Task to complete
This exercise calls for the data below to be retyped exactly, minus any images.

Data extract

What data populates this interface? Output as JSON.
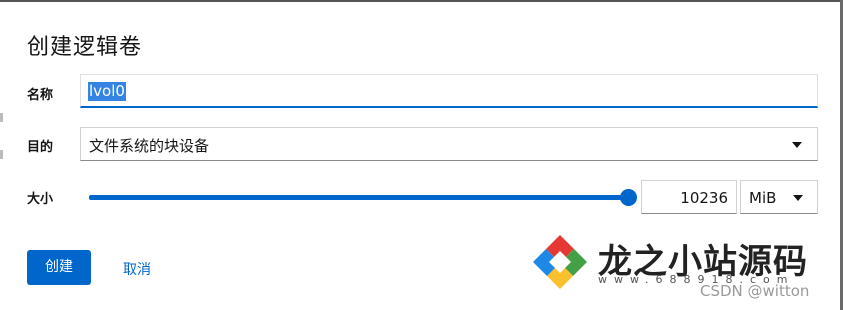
{
  "dialog": {
    "title": "创建逻辑卷"
  },
  "form": {
    "name": {
      "label": "名称",
      "value": "lvol0"
    },
    "purpose": {
      "label": "目的",
      "value": "文件系统的块设备"
    },
    "size": {
      "label": "大小",
      "value": "10236",
      "unit": "MiB",
      "slider_fraction": 1.0
    }
  },
  "actions": {
    "create_label": "创建",
    "cancel_label": "取消"
  },
  "watermark": {
    "site_name": "龙之小站源码",
    "site_url": "www.688918.com",
    "credit": "CSDN @witton"
  },
  "colors": {
    "accent": "#0066cc",
    "selection": "#3584e4",
    "text": "#151515"
  },
  "icons": {
    "select_caret": "caret-down-icon",
    "watermark_logo": "diamond-logo"
  }
}
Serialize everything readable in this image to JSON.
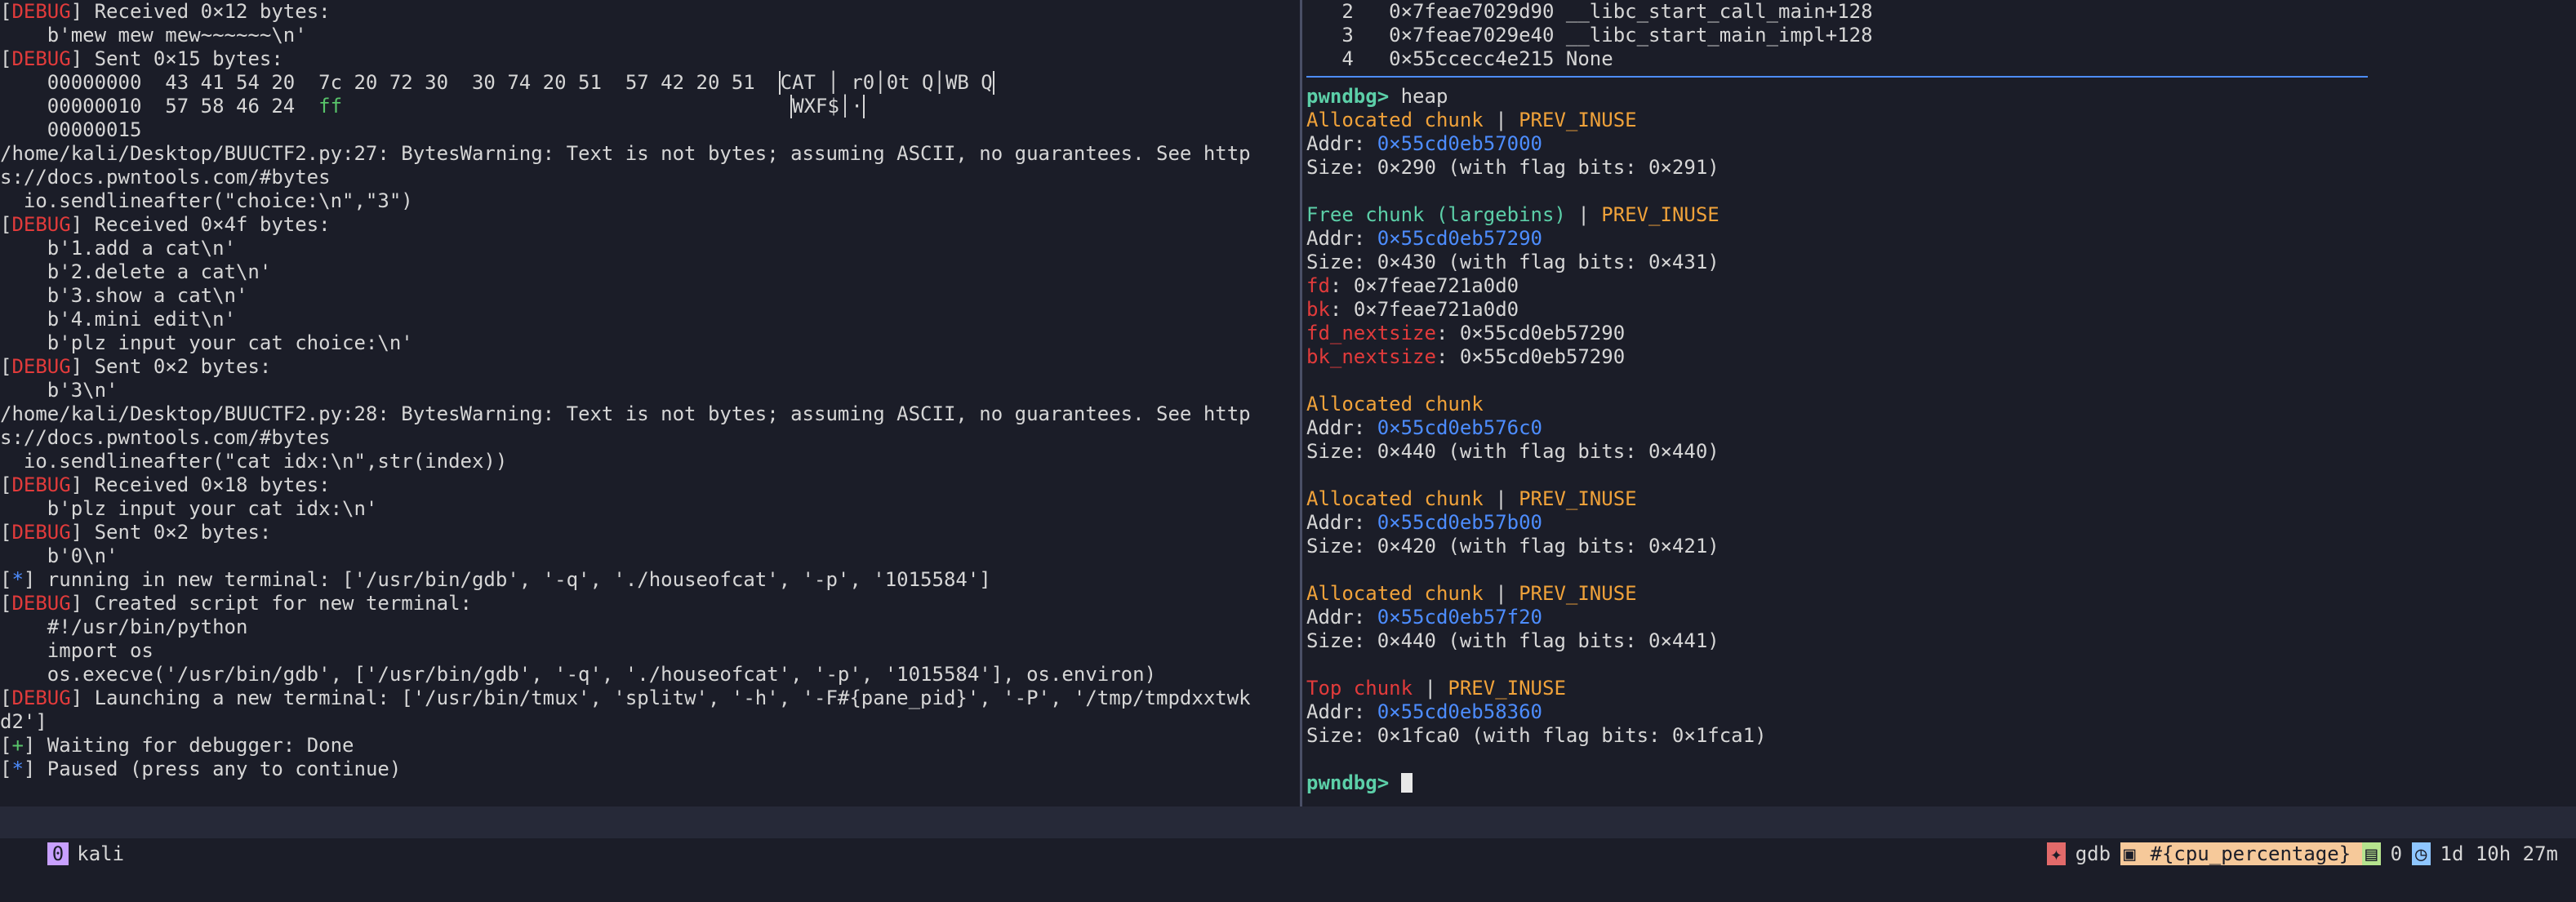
{
  "left": {
    "l1": {
      "tag": "DEBUG",
      "text": " Received 0×12 bytes:"
    },
    "l2": "    b'mew mew mew~~~~~~\\n'",
    "l3": {
      "tag": "DEBUG",
      "text": " Sent 0×15 bytes:"
    },
    "l4": {
      "off": "    00000000  ",
      "hex": "43 41 54 20  7c 20 72 30  30 74 20 51  57 42 20 51  ",
      "ascii": "CAT │ r0│0t Q│WB Q"
    },
    "l5": {
      "off": "    00000010  ",
      "hex": "57 58 46 24  ",
      "hexg": "ff",
      "pad": "                                      ",
      "ascii": "WXF$│·"
    },
    "l6": "    00000015",
    "l7": "/home/kali/Desktop/BUUCTF2.py:27: BytesWarning: Text is not bytes; assuming ASCII, no guarantees. See http",
    "l8": "s://docs.pwntools.com/#bytes",
    "l9": "  io.sendlineafter(\"choice:\\n\",\"3\")",
    "l10": {
      "tag": "DEBUG",
      "text": " Received 0×4f bytes:"
    },
    "l11": "    b'1.add a cat\\n'",
    "l12": "    b'2.delete a cat\\n'",
    "l13": "    b'3.show a cat\\n'",
    "l14": "    b'4.mini edit\\n'",
    "l15": "    b'plz input your cat choice:\\n'",
    "l16": {
      "tag": "DEBUG",
      "text": " Sent 0×2 bytes:"
    },
    "l17": "    b'3\\n'",
    "l18": "/home/kali/Desktop/BUUCTF2.py:28: BytesWarning: Text is not bytes; assuming ASCII, no guarantees. See http",
    "l19": "s://docs.pwntools.com/#bytes",
    "l20": "  io.sendlineafter(\"cat idx:\\n\",str(index))",
    "l21": {
      "tag": "DEBUG",
      "text": " Received 0×18 bytes:"
    },
    "l22": "    b'plz input your cat idx:\\n'",
    "l23": {
      "tag": "DEBUG",
      "text": " Sent 0×2 bytes:"
    },
    "l24": "    b'0\\n'",
    "l25": {
      "tag": "*",
      "text": " running in new terminal: ['/usr/bin/gdb', '-q', './houseofcat', '-p', '1015584']"
    },
    "l26": {
      "tag": "DEBUG",
      "text": " Created script for new terminal:"
    },
    "l27": "    #!/usr/bin/python",
    "l28": "    import os",
    "l29": "    os.execve('/usr/bin/gdb', ['/usr/bin/gdb', '-q', './houseofcat', '-p', '1015584'], os.environ)",
    "l30": {
      "tag": "DEBUG",
      "text": " Launching a new terminal: ['/usr/bin/tmux', 'splitw', '-h', '-F#{pane_pid}', '-P', '/tmp/tmpdxxtwk"
    },
    "l31": "d2']",
    "l32": {
      "tag": "+",
      "text": " Waiting for debugger: Done"
    },
    "l33": {
      "tag": "*",
      "text": " Paused (press any to continue)"
    }
  },
  "right": {
    "bt": [
      {
        "idx": "   2   ",
        "addr": "0×7feae7029d90",
        "sym": " __libc_start_call_main+128"
      },
      {
        "idx": "   3   ",
        "addr": "0×7feae7029e40",
        "sym": " __libc_start_main_impl+128"
      },
      {
        "idx": "   4   ",
        "addr": "0×55ccecc4e215",
        "sym": " None"
      }
    ],
    "prompt": "pwndbg>",
    "cmd": " heap",
    "chunks": [
      {
        "kind": "Allocated chunk",
        "cls": "alloc",
        "flag": "PREV_INUSE",
        "addr": "0×55cd0eb57000",
        "size": "0×290 (with flag bits: 0×291)"
      },
      {
        "kind": "Free chunk (largebins)",
        "cls": "free",
        "flag": "PREV_INUSE",
        "addr": "0×55cd0eb57290",
        "size": "0×430 (with flag bits: 0×431)",
        "fd": "0×7feae721a0d0",
        "bk": "0×7feae721a0d0",
        "fd_nextsize": "0×55cd0eb57290",
        "bk_nextsize": "0×55cd0eb57290"
      },
      {
        "kind": "Allocated chunk",
        "cls": "alloc",
        "flag": "",
        "addr": "0×55cd0eb576c0",
        "size": "0×440 (with flag bits: 0×440)"
      },
      {
        "kind": "Allocated chunk",
        "cls": "alloc",
        "flag": "PREV_INUSE",
        "addr": "0×55cd0eb57b00",
        "size": "0×420 (with flag bits: 0×421)"
      },
      {
        "kind": "Allocated chunk",
        "cls": "alloc",
        "flag": "PREV_INUSE",
        "addr": "0×55cd0eb57f20",
        "size": "0×440 (with flag bits: 0×441)"
      },
      {
        "kind": "Top chunk",
        "cls": "top",
        "flag": "PREV_INUSE",
        "addr": "0×55cd0eb58360",
        "size": "0×1fca0 (with flag bits: 0×1fca1)"
      }
    ],
    "labels": {
      "addr": "Addr: ",
      "size": "Size: ",
      "fd": "fd",
      "bk": "bk",
      "fd_nextsize": "fd_nextsize",
      "bk_nextsize": "bk_nextsize",
      "sep": " | "
    }
  },
  "status": {
    "session_idx": "0",
    "session_name": "kali",
    "gdb_label": "gdb",
    "cpu": "#{cpu_percentage}",
    "num": "0",
    "uptime": "1d 10h 27m"
  }
}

Answer to this problem
What data populates this interface? Output as JSON.
{
  "dialog": {
    "title": "创建逻辑卷"
  },
  "form": {
    "name": {
      "label": "名称",
      "value": "lvol0"
    },
    "purpose": {
      "label": "目的",
      "value": "文件系统的块设备"
    },
    "size": {
      "label": "大小",
      "value": "10236",
      "unit": "MiB",
      "slider_fraction": 1.0
    }
  },
  "actions": {
    "create_label": "创建",
    "cancel_label": "取消"
  },
  "watermark": {
    "site_name": "龙之小站源码",
    "site_url": "www.688918.com",
    "credit": "CSDN @witton"
  },
  "colors": {
    "accent": "#0066cc",
    "selection": "#3584e4",
    "text": "#151515"
  },
  "icons": {
    "select_caret": "caret-down-icon",
    "watermark_logo": "diamond-logo"
  }
}
Serialize everything readable in this image to JSON.
{
  "left": {
    "l1": {
      "tag": "DEBUG",
      "text": " Received 0×12 bytes:"
    },
    "l2": "    b'mew mew mew~~~~~~\\n'",
    "l3": {
      "tag": "DEBUG",
      "text": " Sent 0×15 bytes:"
    },
    "l4": {
      "off": "    00000000  ",
      "hex": "43 41 54 20  7c 20 72 30  30 74 20 51  57 42 20 51  ",
      "ascii": "CAT │ r0│0t Q│WB Q"
    },
    "l5": {
      "off": "    00000010  ",
      "hex": "57 58 46 24  ",
      "hexg": "ff",
      "pad": "                                      ",
      "ascii": "WXF$│·"
    },
    "l6": "    00000015",
    "l7": "/home/kali/Desktop/BUUCTF2.py:27: BytesWarning: Text is not bytes; assuming ASCII, no guarantees. See http",
    "l8": "s://docs.pwntools.com/#bytes",
    "l9": "  io.sendlineafter(\"choice:\\n\",\"3\")",
    "l10": {
      "tag": "DEBUG",
      "text": " Received 0×4f bytes:"
    },
    "l11": "    b'1.add a cat\\n'",
    "l12": "    b'2.delete a cat\\n'",
    "l13": "    b'3.show a cat\\n'",
    "l14": "    b'4.mini edit\\n'",
    "l15": "    b'plz input your cat choice:\\n'",
    "l16": {
      "tag": "DEBUG",
      "text": " Sent 0×2 bytes:"
    },
    "l17": "    b'3\\n'",
    "l18": "/home/kali/Desktop/BUUCTF2.py:28: BytesWarning: Text is not bytes; assuming ASCII, no guarantees. See http",
    "l19": "s://docs.pwntools.com/#bytes",
    "l20": "  io.sendlineafter(\"cat idx:\\n\",str(index))",
    "l21": {
      "tag": "DEBUG",
      "text": " Received 0×18 bytes:"
    },
    "l22": "    b'plz input your cat idx:\\n'",
    "l23": {
      "tag": "DEBUG",
      "text": " Sent 0×2 bytes:"
    },
    "l24": "    b'0\\n'",
    "l25": {
      "tag": "*",
      "text": " running in new terminal: ['/usr/bin/gdb', '-q', './houseofcat', '-p', '1015584']"
    },
    "l26": {
      "tag": "DEBUG",
      "text": " Created script for new terminal:"
    },
    "l27": "    #!/usr/bin/python",
    "l28": "    import os",
    "l29": "    os.execve('/usr/bin/gdb', ['/usr/bin/gdb', '-q', './houseofcat', '-p', '1015584'], os.environ)",
    "l30": {
      "tag": "DEBUG",
      "text": " Launching a new terminal: ['/usr/bin/tmux', 'splitw', '-h', '-F#{pane_pid}', '-P', '/tmp/tmpdxxtwk"
    },
    "l31": "d2']",
    "l32": {
      "tag": "+",
      "text": " Waiting for debugger: Done"
    },
    "l33": {
      "tag": "*",
      "text": " Paused (press any to continue)"
    }
  },
  "right": {
    "bt": [
      {
        "idx": "   2   ",
        "addr": "0×7feae7029d90",
        "sym": " __libc_start_call_main+128"
      },
      {
        "idx": "   3   ",
        "addr": "0×7feae7029e40",
        "sym": " __libc_start_main_impl+128"
      },
      {
        "idx": "   4   ",
        "addr": "0×55ccecc4e215",
        "sym": " None"
      }
    ],
    "prompt": "pwndbg>",
    "cmd": " heap",
    "chunks": [
      {
        "kind": "Allocated chunk",
        "cls": "alloc",
        "flag": "PREV_INUSE",
        "addr": "0×55cd0eb57000",
        "size": "0×290 (with flag bits: 0×291)"
      },
      {
        "kind": "Free chunk (largebins)",
        "cls": "free",
        "flag": "PREV_INUSE",
        "addr": "0×55cd0eb57290",
        "size": "0×430 (with flag bits: 0×431)",
        "fd": "0×7feae721a0d0",
        "bk": "0×7feae721a0d0",
        "fd_nextsize": "0×55cd0eb57290",
        "bk_nextsize": "0×55cd0eb57290"
      },
      {
        "kind": "Allocated chunk",
        "cls": "alloc",
        "flag": "",
        "addr": "0×55cd0eb576c0",
        "size": "0×440 (with flag bits: 0×440)"
      },
      {
        "kind": "Allocated chunk",
        "cls": "alloc",
        "flag": "PREV_INUSE",
        "addr": "0×55cd0eb57b00",
        "size": "0×420 (with flag bits: 0×421)"
      },
      {
        "kind": "Allocated chunk",
        "cls": "alloc",
        "flag": "PREV_INUSE",
        "addr": "0×55cd0eb57f20",
        "size": "0×440 (with flag bits: 0×441)"
      },
      {
        "kind": "Top chunk",
        "cls": "top",
        "flag": "PREV_INUSE",
        "addr": "0×55cd0eb58360",
        "size": "0×1fca0 (with flag bits: 0×1fca1)"
      }
    ],
    "labels": {
      "addr": "Addr: ",
      "size": "Size: ",
      "fd": "fd",
      "bk": "bk",
      "fd_nextsize": "fd_nextsize",
      "bk_nextsize": "bk_nextsize",
      "sep": " | "
    }
  },
  "status": {
    "session_idx": "0",
    "session_name": "kali",
    "gdb_label": "gdb",
    "cpu": "#{cpu_percentage}",
    "num": "0",
    "uptime": "1d 10h 27m"
  }
}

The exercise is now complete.